Around August I came back from Cambodia (oh yeah, I went to Cambodia! More on that another time), and was really feeling the heaviness and the frustrations of the crowds in Seoul. My friends and I decided to go to the ocean to get away from the city.

Oido is on the west coast of Korea and is relatively close to Seoul. By public transportation it only takes a couple of hours. With a car, it's only an hour - very reasonable. I'm so glad we did, because although we got there later in the afternoon, we got there in time to catch the gorgeous sunset.

To get there, take line number 4 to "Oido" station, and take a cab to the Oido pier. You'll find a boardwalk and a whole row of clam-bake restaurants. Some look fairly tacky, some look tiny, and others look gigantic and admittedly a bit daunting. But trust me, all are delicious.

We got unlimited clams for 30,000won, which includes side dishes and (wait for it) unlimited booze. Dongdong-ju... aside from the ridiculous name, is a traditional alcohol which tastes a lot like the rice wine makgeolli but with a carbonated/fermented kick. It's delicious and pairs well with the saltiness of the clams.

After dinner, feel free to go back to the boardwalk. The view is still just as amazing, and there's a precious old lady who sells fireworks and talks to you about the greatness of life and love and other mysteries.

[life] It's that season again

I love this time of the year. The leaves crunch under my feet, and it feels like hot chocolate... you know that feeling.
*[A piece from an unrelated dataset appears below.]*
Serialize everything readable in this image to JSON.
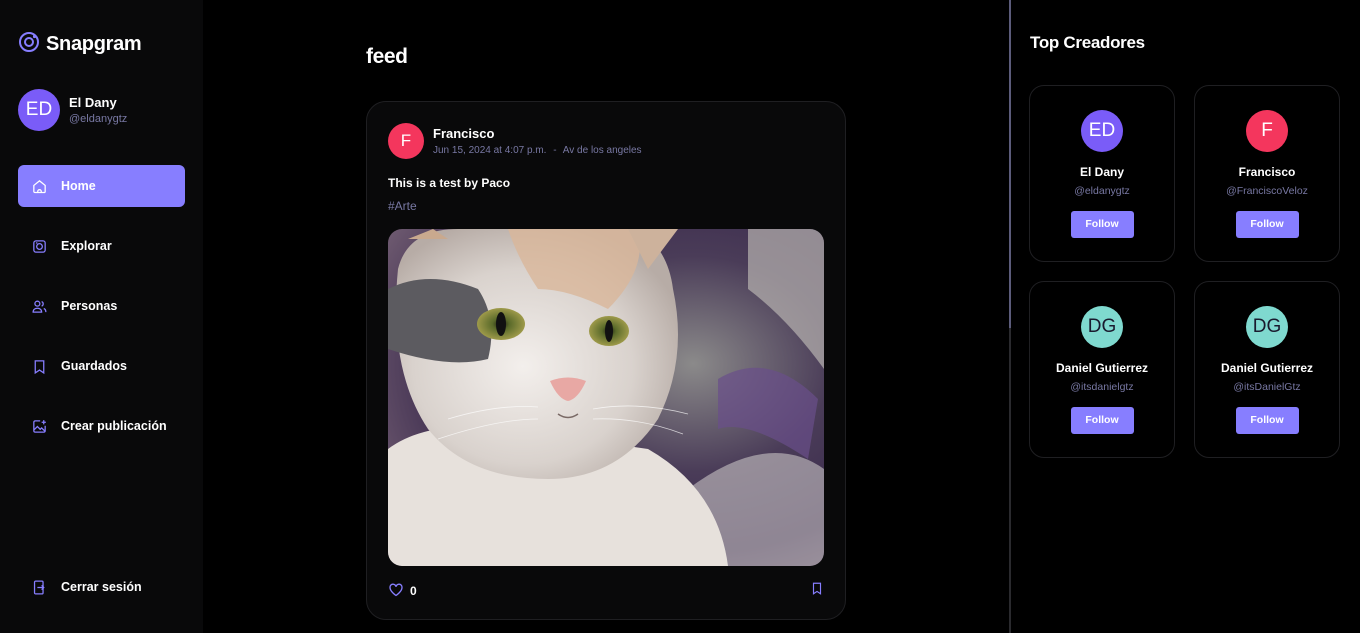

One of the perks of living in Seoul is that you actually get to experience Fall and Winter transitions and the boot-lover in me can't get enough of it.

I'm one of those crazy people that believes that as soon as it's November, it's an appropriate time to start thinking about Christmas. So this year, because I'm still on a high of "yay me, you do you" - I bought my first Christmas tree. Granted, it's not the biggest tree in the world, and yes it's artificial. But hey, it's a cute, little, humble guy - and it fits in with my tiny apartment quite well.

One of the reasons that this season is so special to me is that Thanksgiving and Christmas were always such warm holidays. I never got into Black Friday so Thanksgiving was purely about family and food and fellowship.... Also, Christmas in my family was never really about gifts, but about family and cake, and maybe a special trip somewhere. It was about the experience and understanding that we're here on earth for a purpose larger than just myself... it's about Christ. What better reason to celebrate than that?


So aside from my very vague "note to self" - why have I been MIA for the past 5 months? Well, maybe it was because I was in a relationship that ultimately ended, or that because of the aforementioned relationship, I was in a very lonely place... or that even during the relationship I was in a very strange place where I would look at my own reflection in the mirror and a) not recognize myself or b) really detest the person who was looking back.

Whichever of these it was, I'm finally in a place where I feel like myself again. Furthermore, I feel like I'm in a place where I can truly love myself again and look in the mirror and be like, "Hey, I know you. And I like you. Let's be best friends."

So that's me right now.

I never wrote this blog to get attention, but I started it because I wanted to document what was happening in my life. The food I ate, the adventures I went on, the trips I took - but I never really thought about documenting what kind of mental process I would go through in my twenties. But as I am well into the latter half of this decade now, I'd like to cover all bases. So let's go back to doing that, shall we?